» What to work on
Output every entry exactly, without any pictures.

···

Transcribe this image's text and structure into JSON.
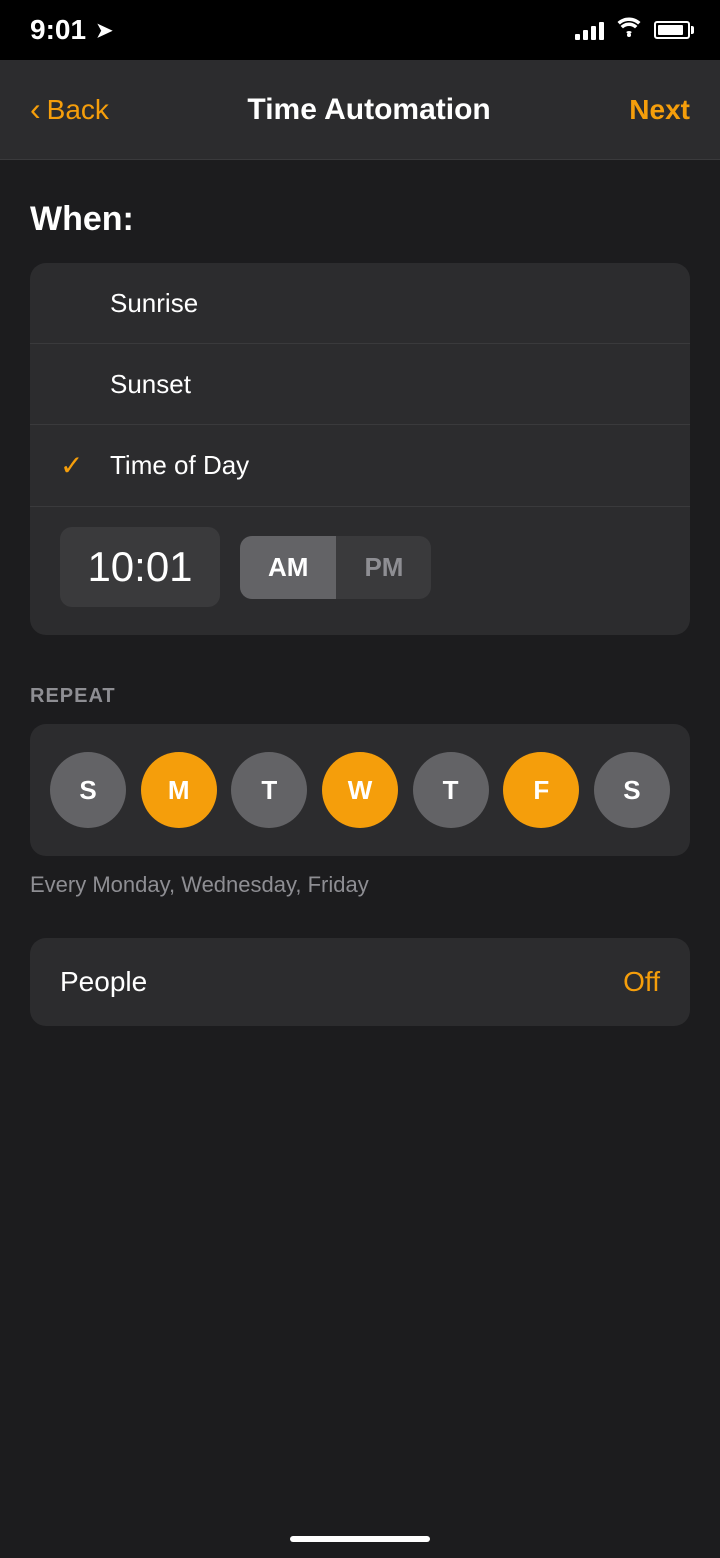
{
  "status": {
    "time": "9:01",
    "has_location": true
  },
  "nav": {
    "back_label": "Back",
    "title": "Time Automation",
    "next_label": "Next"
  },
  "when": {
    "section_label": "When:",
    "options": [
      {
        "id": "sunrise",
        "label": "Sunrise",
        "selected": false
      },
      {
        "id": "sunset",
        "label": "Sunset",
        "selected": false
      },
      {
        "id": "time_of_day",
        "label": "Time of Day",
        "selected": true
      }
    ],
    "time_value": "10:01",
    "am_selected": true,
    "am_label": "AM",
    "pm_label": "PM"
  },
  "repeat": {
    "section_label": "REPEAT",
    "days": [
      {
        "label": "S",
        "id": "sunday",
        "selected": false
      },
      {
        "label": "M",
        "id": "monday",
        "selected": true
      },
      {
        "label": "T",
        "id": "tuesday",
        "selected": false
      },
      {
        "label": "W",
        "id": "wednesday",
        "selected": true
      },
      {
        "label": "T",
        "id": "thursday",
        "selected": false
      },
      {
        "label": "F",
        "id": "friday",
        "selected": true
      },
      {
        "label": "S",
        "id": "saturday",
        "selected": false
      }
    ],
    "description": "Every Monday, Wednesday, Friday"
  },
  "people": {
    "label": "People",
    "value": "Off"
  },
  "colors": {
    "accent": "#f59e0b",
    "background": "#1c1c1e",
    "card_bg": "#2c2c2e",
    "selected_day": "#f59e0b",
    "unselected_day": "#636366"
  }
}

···

» Exercise solution
Transcribe this image's text and structure into JSON.
{
  "status": {
    "time": "9:01",
    "has_location": true
  },
  "nav": {
    "back_label": "Back",
    "title": "Time Automation",
    "next_label": "Next"
  },
  "when": {
    "section_label": "When:",
    "options": [
      {
        "id": "sunrise",
        "label": "Sunrise",
        "selected": false
      },
      {
        "id": "sunset",
        "label": "Sunset",
        "selected": false
      },
      {
        "id": "time_of_day",
        "label": "Time of Day",
        "selected": true
      }
    ],
    "time_value": "10:01",
    "am_selected": true,
    "am_label": "AM",
    "pm_label": "PM"
  },
  "repeat": {
    "section_label": "REPEAT",
    "days": [
      {
        "label": "S",
        "id": "sunday",
        "selected": false
      },
      {
        "label": "M",
        "id": "monday",
        "selected": true
      },
      {
        "label": "T",
        "id": "tuesday",
        "selected": false
      },
      {
        "label": "W",
        "id": "wednesday",
        "selected": true
      },
      {
        "label": "T",
        "id": "thursday",
        "selected": false
      },
      {
        "label": "F",
        "id": "friday",
        "selected": true
      },
      {
        "label": "S",
        "id": "saturday",
        "selected": false
      }
    ],
    "description": "Every Monday, Wednesday, Friday"
  },
  "people": {
    "label": "People",
    "value": "Off"
  },
  "colors": {
    "accent": "#f59e0b",
    "background": "#1c1c1e",
    "card_bg": "#2c2c2e",
    "selected_day": "#f59e0b",
    "unselected_day": "#636366"
  }
}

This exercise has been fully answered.